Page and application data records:

══════════════════════════════

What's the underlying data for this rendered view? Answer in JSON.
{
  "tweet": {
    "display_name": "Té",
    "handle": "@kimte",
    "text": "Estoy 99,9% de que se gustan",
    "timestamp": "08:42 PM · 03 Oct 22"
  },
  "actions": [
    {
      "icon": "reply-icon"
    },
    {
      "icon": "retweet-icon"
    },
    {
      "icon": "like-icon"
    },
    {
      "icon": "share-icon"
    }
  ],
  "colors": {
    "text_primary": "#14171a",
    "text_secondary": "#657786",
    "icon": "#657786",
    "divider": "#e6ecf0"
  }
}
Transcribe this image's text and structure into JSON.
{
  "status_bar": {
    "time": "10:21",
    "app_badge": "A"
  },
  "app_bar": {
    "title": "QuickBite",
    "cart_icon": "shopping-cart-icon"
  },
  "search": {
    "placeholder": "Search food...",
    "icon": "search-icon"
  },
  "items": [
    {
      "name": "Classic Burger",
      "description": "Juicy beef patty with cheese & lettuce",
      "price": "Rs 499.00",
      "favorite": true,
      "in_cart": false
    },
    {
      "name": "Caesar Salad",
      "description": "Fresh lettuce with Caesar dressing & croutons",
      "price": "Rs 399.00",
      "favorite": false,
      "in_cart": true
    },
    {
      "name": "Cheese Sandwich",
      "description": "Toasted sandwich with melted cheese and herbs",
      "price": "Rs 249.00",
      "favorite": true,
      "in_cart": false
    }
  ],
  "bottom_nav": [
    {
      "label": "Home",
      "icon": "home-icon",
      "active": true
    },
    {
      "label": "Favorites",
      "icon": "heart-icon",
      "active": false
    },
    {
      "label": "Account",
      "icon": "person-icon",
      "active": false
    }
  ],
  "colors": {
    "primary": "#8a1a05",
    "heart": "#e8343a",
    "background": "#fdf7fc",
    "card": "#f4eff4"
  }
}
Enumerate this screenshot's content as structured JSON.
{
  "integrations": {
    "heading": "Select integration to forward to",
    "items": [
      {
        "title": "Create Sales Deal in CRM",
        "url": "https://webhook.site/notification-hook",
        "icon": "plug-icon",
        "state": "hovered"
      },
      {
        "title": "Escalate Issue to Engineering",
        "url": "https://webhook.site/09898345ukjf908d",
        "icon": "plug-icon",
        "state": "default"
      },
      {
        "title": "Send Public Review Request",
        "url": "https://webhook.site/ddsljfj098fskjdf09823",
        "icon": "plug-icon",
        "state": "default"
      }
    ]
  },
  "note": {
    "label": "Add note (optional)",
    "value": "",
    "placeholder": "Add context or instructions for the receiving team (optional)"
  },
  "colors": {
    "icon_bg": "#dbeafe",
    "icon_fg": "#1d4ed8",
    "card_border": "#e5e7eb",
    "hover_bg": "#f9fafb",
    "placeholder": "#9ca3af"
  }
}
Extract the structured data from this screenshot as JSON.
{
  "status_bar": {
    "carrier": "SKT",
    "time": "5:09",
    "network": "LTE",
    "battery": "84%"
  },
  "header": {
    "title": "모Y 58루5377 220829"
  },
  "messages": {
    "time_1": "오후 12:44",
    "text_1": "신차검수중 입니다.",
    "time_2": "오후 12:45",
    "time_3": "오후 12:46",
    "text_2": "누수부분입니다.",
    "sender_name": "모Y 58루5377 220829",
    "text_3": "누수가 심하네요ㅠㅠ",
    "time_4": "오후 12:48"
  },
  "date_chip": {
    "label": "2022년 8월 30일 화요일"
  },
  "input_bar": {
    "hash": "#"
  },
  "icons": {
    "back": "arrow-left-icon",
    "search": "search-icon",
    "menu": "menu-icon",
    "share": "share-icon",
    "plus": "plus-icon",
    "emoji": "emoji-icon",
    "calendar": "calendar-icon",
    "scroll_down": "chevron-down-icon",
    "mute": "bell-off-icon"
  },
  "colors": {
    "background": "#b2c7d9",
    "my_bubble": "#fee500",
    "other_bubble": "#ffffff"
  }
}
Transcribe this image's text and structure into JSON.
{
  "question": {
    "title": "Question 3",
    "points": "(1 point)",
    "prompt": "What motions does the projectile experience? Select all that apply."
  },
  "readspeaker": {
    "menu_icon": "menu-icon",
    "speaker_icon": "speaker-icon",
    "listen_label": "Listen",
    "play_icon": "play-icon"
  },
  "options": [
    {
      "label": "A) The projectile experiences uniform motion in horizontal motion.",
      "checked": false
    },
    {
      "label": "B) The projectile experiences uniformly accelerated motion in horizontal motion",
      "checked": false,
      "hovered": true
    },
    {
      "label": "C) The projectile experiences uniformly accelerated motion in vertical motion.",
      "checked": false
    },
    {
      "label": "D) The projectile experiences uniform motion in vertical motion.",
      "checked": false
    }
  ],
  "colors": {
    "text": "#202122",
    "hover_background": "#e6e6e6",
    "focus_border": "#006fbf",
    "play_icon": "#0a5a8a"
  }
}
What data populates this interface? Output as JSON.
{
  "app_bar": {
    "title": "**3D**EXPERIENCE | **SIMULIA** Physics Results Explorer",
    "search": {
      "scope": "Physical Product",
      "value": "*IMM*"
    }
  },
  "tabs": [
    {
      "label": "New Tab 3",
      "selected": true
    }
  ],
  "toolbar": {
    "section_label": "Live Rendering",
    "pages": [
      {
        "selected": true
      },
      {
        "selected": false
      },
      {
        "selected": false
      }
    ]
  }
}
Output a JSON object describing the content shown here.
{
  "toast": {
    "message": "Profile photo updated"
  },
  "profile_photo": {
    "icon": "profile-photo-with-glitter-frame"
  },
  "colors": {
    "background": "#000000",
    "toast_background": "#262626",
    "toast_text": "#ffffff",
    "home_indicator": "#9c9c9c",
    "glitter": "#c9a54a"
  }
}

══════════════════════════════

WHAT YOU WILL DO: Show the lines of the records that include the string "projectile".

SOLUTION:
    "prompt": "What motions does the projectile experience? Select all that apply."
      "label": "A) The projectile experiences uniform motion in horizontal motion.",
      "label": "B) The projectile experiences uniformly accelerated motion in horizontal motion",
      "label": "C) The projectile experiences uniformly accelerated motion in vertical motion.",
      "label": "D) The projectile experiences uniform motion in vertical motion.",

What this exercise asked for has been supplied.